Search the data for the word "heading" and copy out every line that has it.

(Website and app data records)

━━━━━━━━

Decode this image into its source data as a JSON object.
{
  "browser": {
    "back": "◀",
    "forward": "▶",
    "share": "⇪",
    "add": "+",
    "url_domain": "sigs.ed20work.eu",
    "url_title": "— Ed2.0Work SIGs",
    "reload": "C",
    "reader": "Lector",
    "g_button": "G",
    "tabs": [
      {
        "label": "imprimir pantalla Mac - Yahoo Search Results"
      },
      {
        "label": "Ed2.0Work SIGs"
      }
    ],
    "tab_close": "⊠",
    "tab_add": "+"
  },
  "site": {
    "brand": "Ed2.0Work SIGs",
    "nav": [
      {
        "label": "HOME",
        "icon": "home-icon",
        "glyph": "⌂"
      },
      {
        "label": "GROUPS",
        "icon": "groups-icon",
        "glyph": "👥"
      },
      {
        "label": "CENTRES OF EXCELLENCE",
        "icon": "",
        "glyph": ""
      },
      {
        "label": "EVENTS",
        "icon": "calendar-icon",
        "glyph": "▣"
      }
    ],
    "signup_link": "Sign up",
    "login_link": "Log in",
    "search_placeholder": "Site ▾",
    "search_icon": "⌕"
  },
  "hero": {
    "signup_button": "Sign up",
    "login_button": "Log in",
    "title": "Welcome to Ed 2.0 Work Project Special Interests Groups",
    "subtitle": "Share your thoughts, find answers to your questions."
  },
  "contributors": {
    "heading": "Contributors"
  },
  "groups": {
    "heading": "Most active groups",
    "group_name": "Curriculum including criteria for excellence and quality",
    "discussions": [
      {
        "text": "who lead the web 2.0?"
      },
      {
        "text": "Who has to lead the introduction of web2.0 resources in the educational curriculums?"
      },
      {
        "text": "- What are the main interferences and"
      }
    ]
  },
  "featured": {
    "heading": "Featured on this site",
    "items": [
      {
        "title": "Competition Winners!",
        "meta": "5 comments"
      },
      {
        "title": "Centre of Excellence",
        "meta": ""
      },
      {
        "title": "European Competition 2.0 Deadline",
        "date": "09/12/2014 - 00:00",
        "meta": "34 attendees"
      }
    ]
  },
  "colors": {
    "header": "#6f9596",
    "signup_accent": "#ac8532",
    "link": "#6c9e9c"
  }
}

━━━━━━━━

- RESULT OF THIS EXERCISE:
    "heading": "Contributors"
    "heading": "Most active groups",
    "heading": "Featured on this site",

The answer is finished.